Exercise goal:
Read through the records below and copy each line that uses the word "value".

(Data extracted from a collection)
┏━━

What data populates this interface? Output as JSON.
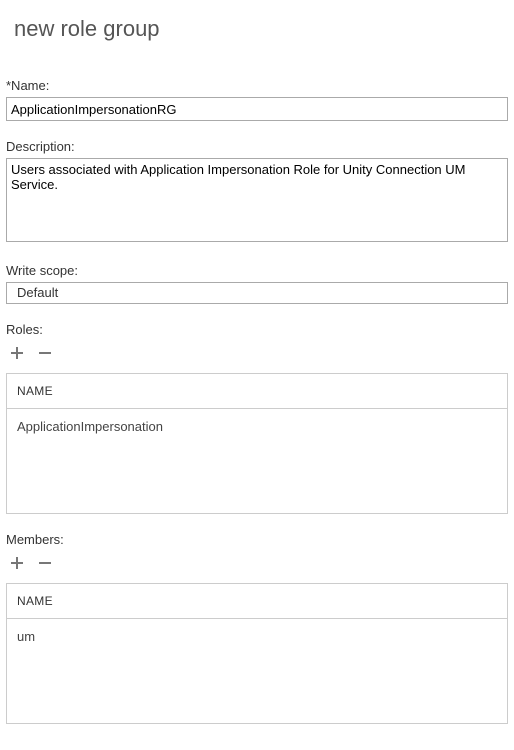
{
  "title": "new role group",
  "name": {
    "label": "*Name:",
    "value": "ApplicationImpersonationRG"
  },
  "description": {
    "label": "Description:",
    "value": "Users associated with Application Impersonation Role for Unity Connection UM Service."
  },
  "writeScope": {
    "label": "Write scope:",
    "value": "Default"
  },
  "roles": {
    "label": "Roles:",
    "header": "NAME",
    "items": [
      "ApplicationImpersonation"
    ]
  },
  "members": {
    "label": "Members:",
    "header": "NAME",
    "items": [
      "um"
    ]
  }
}
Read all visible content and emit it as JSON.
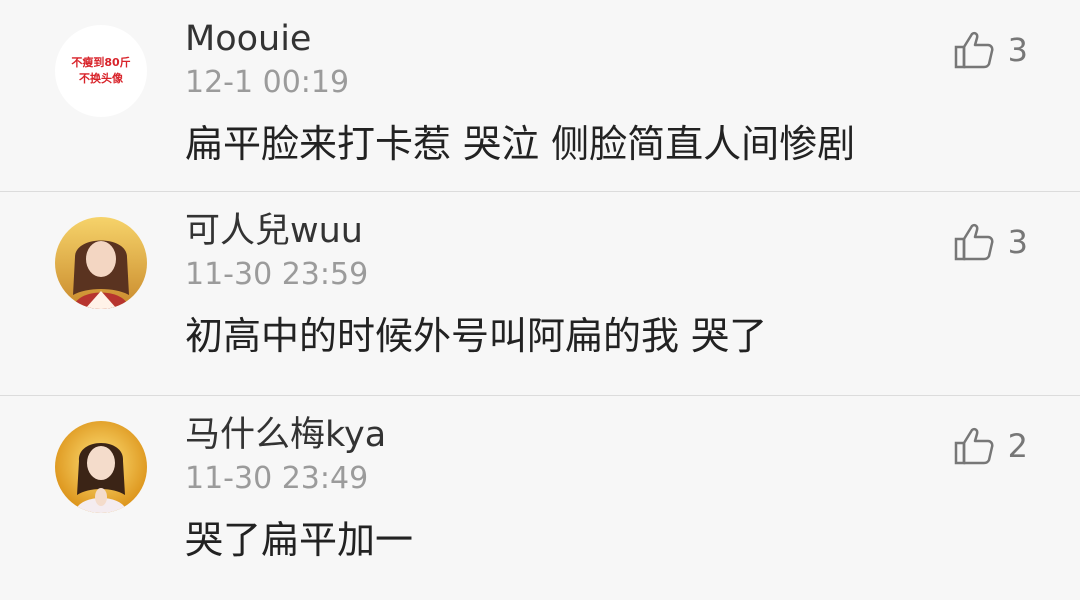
{
  "comments": [
    {
      "username": "Moouie",
      "timestamp": "12-1 00:19",
      "content": "扁平脸来打卡惹 哭泣 侧脸简直人间惨剧",
      "likes": "3",
      "avatar": {
        "type": "text",
        "lines": [
          "不瘦到80斤",
          "不换头像"
        ]
      }
    },
    {
      "username": "可人兒wuu",
      "timestamp": "11-30 23:59",
      "content": "初高中的时候外号叫阿扁的我 哭了",
      "likes": "3",
      "avatar": {
        "type": "photo",
        "colors": [
          "#f0c33f",
          "#7a4b2b"
        ]
      }
    },
    {
      "username": "马什么梅kya",
      "timestamp": "11-30 23:49",
      "content": "哭了扁平加一",
      "likes": "2",
      "avatar": {
        "type": "photo",
        "colors": [
          "#f2b31b",
          "#3b2416"
        ]
      }
    }
  ],
  "icons": {
    "like": "thumbs-up-icon"
  }
}
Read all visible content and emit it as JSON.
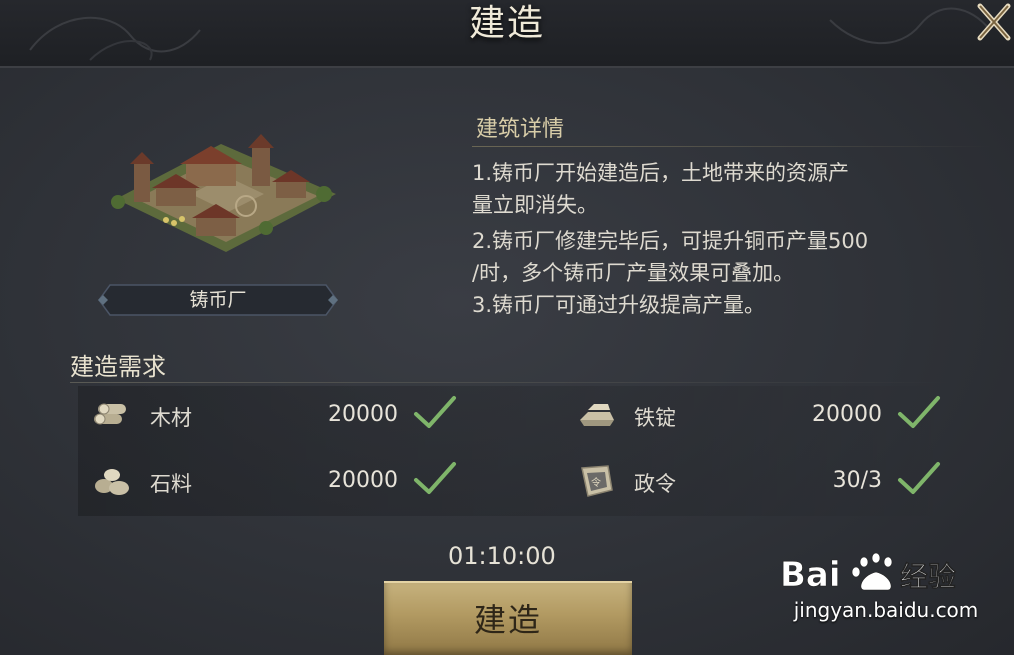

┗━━

Answer section:
    "value": "ApplicationImpersonationRG"
    "value": "Users associated with Application Impersonation Role for Unity Connection UM Service."
    "value": "Default"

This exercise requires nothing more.